It seemed to be progressing slowly and not turning an even golden tan color that distinguishes toasted granola. To speed the process, I spread half the mixture on a flat tin and placed it in the broiler part of the oven. . I figured toasting it this way for a few minutes would deliver the desired product. After checking the broiler flame and placing the pan beneath it, I walked outside to capture some morning air. As soon as I came back into the kitchen, I was greeted by the shrill blast of the smoke alarm and the sight of black smoke pouring out of the oven, Opening the door, I was greeted by a flaming pan of granola. I quickly donned oven mitts, grabbed the fiery pan and walked it out the back door.

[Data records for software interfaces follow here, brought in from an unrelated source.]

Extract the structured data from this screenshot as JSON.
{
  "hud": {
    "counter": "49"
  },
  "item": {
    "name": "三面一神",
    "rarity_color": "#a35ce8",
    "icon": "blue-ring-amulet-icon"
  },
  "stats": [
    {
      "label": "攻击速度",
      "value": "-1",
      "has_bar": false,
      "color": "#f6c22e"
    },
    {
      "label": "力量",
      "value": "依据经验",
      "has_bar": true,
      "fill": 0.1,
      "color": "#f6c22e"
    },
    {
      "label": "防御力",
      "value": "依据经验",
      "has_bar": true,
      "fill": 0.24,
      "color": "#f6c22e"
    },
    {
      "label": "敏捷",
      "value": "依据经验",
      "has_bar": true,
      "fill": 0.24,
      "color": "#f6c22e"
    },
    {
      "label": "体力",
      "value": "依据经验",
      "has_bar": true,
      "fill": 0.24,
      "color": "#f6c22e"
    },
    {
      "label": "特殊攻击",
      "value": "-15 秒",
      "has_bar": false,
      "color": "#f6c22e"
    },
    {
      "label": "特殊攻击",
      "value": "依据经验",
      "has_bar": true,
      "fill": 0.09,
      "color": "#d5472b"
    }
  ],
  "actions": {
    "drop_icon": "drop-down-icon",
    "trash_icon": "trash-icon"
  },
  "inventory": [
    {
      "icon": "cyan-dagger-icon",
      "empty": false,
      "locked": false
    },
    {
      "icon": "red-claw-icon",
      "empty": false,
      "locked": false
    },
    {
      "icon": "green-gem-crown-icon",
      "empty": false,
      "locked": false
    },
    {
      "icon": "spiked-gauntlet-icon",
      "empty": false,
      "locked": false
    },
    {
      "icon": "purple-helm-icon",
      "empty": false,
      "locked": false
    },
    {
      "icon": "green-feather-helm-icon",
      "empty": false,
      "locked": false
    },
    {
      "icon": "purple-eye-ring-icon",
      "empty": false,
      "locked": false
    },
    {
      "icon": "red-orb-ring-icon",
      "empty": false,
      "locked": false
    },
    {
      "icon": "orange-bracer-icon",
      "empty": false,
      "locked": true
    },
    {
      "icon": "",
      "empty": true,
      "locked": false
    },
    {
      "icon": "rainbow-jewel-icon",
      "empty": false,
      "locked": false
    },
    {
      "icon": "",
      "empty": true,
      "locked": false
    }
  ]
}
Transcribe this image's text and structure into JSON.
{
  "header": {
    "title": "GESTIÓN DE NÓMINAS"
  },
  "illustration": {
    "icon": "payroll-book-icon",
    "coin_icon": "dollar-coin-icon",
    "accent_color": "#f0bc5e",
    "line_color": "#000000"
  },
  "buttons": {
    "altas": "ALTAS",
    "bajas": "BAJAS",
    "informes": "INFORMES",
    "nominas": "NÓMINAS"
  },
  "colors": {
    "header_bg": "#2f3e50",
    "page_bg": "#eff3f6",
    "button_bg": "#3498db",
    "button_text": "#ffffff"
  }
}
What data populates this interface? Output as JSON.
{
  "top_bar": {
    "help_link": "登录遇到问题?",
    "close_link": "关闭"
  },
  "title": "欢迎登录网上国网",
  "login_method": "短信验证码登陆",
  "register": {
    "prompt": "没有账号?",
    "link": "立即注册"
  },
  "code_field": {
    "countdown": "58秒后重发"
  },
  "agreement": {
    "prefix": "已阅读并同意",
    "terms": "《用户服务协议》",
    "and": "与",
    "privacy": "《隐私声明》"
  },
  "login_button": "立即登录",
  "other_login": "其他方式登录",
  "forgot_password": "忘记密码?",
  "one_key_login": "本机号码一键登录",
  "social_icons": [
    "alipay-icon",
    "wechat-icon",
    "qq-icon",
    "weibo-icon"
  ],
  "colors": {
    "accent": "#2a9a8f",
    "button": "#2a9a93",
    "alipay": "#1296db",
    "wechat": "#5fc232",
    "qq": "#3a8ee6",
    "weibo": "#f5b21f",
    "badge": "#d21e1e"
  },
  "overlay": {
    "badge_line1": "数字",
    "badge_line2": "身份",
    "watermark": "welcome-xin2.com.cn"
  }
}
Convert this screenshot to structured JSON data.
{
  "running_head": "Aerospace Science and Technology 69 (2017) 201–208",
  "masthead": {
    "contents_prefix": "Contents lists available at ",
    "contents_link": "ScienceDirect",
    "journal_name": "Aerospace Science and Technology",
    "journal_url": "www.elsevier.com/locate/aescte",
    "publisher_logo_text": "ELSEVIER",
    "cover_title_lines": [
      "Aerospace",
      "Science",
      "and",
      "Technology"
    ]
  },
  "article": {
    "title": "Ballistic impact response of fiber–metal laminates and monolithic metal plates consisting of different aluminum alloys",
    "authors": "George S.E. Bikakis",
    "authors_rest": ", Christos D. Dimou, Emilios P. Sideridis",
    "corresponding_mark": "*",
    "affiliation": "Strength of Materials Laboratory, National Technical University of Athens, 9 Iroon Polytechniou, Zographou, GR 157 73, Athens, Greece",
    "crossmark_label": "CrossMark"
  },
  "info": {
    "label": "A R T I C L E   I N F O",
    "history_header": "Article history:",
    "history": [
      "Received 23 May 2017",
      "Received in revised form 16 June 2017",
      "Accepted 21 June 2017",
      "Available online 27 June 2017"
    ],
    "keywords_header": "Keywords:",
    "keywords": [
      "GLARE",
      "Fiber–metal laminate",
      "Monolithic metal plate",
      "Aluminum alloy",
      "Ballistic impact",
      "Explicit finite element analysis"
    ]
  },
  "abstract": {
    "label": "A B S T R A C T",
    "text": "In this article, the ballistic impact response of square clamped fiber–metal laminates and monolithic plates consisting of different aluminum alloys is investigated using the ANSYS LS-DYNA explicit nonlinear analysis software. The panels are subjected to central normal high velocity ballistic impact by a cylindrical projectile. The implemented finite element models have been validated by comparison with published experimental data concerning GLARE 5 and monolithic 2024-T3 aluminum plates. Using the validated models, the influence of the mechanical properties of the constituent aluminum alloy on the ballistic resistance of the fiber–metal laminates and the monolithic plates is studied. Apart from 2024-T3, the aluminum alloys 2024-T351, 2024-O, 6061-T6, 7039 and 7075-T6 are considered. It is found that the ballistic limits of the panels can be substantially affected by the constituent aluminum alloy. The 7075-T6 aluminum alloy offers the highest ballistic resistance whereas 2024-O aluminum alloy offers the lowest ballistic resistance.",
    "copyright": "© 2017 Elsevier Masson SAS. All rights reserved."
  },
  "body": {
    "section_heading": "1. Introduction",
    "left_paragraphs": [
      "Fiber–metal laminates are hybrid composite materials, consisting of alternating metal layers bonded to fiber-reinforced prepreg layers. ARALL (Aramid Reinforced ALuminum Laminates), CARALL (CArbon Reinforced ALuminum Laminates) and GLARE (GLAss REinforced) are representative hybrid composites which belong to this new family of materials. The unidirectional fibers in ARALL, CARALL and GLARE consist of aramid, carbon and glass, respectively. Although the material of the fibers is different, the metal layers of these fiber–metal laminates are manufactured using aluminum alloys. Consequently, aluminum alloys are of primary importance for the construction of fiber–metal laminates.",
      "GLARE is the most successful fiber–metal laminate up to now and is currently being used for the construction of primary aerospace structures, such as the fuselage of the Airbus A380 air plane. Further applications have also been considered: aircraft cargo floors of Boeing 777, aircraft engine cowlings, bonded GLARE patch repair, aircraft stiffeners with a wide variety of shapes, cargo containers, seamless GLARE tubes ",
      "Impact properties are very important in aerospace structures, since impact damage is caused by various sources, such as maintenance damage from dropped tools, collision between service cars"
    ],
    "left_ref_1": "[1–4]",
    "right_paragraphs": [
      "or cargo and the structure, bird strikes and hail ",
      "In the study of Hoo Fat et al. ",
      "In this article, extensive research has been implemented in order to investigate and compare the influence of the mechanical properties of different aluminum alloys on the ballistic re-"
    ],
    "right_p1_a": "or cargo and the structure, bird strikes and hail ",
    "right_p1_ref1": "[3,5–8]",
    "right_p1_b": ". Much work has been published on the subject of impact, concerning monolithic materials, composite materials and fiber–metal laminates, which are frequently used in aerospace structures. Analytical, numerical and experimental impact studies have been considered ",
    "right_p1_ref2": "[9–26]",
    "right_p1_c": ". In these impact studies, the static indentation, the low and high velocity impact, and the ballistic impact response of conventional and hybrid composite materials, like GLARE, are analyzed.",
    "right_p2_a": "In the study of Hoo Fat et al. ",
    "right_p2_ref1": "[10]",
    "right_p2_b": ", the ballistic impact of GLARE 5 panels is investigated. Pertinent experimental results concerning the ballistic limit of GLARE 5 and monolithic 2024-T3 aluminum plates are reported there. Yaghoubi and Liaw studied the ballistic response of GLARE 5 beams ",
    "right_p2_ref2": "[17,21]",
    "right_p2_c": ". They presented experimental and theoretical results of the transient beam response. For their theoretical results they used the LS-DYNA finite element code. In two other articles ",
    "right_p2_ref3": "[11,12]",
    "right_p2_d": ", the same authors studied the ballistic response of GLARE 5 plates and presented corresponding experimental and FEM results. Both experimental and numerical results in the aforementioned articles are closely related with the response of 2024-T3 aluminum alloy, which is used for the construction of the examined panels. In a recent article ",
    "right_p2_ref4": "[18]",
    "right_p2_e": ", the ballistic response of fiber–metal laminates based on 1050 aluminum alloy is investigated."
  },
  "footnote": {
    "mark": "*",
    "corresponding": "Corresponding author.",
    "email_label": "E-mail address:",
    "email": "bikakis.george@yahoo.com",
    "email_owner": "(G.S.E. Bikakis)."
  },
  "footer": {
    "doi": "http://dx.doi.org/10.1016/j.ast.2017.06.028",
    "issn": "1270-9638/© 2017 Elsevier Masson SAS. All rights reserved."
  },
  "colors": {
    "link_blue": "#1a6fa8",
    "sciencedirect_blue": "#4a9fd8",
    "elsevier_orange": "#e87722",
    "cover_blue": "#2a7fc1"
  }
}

Setting it in the driveway did not extinguish this blaze. It was becoming a sustainable fire and released thick black smoke. I tipped it over and stomped it out with my foot. All the principles of fire making came to bear during my experiment making granola. A combustible material was heated to its burning point and in the presence of an open flame and oxygen source sprang into a fire. As soon as I reduced the air and heat with my stomping it scattered and went out. It will take another attempt to get back into the granola making business. Luckily I have half the quantity of oats I did not use. I must find another method using this new fangled stove.